**** RECORDS SUPPLIED
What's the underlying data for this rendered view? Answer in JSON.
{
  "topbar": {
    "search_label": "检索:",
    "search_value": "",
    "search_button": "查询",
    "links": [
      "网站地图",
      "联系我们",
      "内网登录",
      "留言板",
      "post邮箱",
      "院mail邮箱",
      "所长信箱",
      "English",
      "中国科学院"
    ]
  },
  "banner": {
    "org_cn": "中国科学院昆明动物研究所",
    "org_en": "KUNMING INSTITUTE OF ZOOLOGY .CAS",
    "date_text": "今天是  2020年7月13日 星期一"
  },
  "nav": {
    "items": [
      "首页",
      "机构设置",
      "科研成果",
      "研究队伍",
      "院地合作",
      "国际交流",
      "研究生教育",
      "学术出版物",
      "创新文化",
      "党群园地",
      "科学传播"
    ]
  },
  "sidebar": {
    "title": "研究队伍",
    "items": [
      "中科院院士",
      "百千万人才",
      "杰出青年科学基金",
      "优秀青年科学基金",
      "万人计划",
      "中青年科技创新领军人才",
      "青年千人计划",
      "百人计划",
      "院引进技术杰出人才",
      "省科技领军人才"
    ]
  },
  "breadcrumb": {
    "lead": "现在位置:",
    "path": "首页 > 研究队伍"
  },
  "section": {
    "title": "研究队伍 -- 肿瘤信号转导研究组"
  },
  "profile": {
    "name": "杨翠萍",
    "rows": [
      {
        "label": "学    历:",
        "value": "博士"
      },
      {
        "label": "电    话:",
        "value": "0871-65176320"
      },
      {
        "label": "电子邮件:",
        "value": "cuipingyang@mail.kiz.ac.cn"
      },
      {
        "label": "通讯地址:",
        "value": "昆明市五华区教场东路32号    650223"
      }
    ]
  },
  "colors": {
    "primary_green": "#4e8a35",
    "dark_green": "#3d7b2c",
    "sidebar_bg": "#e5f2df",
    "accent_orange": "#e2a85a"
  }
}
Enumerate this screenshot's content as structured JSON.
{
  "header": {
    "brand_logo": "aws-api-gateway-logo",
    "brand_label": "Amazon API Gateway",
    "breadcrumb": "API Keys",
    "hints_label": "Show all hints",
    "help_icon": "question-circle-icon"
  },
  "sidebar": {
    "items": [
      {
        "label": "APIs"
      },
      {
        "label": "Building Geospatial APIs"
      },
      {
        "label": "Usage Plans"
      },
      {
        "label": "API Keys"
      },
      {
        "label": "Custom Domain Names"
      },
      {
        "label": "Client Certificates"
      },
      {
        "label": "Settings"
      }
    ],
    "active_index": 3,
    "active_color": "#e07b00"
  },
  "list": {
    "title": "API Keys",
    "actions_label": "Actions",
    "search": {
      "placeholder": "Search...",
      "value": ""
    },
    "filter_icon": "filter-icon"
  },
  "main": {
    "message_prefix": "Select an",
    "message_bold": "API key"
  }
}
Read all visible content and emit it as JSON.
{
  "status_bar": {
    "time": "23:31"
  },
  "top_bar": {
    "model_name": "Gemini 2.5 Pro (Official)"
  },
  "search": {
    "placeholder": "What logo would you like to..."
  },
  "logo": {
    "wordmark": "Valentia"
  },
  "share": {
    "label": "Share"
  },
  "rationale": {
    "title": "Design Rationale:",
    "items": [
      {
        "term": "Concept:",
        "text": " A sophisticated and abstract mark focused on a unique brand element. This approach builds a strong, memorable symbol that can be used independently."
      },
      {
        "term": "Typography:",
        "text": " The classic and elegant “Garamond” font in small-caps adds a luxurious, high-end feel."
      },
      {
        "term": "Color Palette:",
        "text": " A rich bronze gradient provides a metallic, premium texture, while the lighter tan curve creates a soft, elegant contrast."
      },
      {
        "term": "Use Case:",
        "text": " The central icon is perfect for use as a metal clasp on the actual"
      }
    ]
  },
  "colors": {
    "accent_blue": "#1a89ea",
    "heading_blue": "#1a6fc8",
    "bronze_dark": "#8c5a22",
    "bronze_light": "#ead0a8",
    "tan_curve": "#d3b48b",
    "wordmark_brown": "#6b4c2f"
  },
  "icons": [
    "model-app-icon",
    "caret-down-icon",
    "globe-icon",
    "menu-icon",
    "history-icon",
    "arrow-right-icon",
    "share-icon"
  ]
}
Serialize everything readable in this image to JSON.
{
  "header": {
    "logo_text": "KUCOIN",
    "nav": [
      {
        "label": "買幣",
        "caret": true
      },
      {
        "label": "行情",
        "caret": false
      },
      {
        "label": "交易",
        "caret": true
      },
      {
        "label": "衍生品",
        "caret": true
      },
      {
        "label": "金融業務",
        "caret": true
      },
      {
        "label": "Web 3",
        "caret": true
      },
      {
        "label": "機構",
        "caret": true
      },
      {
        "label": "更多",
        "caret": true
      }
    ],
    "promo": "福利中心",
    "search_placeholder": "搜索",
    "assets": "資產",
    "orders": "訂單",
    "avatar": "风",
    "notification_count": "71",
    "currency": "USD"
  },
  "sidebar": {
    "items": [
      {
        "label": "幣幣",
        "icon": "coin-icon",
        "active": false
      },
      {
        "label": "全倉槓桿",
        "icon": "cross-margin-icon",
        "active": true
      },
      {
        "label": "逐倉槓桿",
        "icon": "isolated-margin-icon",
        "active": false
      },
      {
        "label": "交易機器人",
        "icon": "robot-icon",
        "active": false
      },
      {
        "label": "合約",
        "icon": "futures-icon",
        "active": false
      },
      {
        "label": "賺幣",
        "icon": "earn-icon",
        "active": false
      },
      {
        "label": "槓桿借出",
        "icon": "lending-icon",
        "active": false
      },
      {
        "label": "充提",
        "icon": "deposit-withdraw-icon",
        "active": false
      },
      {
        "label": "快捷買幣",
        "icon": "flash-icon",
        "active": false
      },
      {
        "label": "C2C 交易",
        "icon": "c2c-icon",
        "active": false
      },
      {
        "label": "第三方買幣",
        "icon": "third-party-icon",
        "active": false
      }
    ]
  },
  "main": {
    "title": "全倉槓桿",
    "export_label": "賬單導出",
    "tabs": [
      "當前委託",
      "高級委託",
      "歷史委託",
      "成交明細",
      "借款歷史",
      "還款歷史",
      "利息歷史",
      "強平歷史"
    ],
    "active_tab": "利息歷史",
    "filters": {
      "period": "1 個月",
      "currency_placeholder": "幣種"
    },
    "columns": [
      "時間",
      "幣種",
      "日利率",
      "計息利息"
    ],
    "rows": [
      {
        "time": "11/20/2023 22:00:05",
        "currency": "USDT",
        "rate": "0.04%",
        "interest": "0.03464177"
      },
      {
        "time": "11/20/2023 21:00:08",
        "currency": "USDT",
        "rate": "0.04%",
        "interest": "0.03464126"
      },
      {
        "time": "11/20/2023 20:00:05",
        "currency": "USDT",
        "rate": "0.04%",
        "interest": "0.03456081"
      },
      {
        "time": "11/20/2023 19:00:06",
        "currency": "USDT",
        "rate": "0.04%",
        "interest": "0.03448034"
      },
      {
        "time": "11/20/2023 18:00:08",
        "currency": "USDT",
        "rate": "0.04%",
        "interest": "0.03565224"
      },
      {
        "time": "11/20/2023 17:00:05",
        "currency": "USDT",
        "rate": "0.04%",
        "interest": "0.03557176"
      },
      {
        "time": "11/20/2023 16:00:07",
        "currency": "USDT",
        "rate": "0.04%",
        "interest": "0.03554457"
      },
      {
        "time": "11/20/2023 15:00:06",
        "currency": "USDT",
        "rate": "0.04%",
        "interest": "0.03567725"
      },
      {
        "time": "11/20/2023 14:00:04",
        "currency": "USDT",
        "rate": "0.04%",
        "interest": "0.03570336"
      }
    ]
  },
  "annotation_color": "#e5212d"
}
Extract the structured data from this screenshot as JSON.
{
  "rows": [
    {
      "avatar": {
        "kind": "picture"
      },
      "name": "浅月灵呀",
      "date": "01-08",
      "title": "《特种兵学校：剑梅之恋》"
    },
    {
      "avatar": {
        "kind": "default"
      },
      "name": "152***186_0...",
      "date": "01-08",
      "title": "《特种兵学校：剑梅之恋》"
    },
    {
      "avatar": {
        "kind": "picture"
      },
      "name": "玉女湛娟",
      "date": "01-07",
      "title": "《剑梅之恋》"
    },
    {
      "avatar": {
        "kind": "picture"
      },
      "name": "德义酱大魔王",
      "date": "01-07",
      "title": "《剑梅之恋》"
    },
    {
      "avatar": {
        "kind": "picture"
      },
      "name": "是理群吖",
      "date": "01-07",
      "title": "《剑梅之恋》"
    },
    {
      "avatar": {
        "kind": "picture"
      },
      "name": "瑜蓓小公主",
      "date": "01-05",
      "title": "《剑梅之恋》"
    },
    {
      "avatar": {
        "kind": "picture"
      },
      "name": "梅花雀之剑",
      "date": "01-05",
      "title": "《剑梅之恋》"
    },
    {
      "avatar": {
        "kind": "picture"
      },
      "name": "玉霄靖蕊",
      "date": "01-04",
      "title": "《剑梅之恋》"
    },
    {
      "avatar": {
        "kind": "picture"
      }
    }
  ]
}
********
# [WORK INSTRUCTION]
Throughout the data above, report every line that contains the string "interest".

# [EXERCISE RESULT]
        "interest": "0.03464177"
        "interest": "0.03464126"
        "interest": "0.03456081"
        "interest": "0.03448034"
        "interest": "0.03565224"
        "interest": "0.03557176"
        "interest": "0.03554457"
        "interest": "0.03567725"
        "interest": "0.03570336"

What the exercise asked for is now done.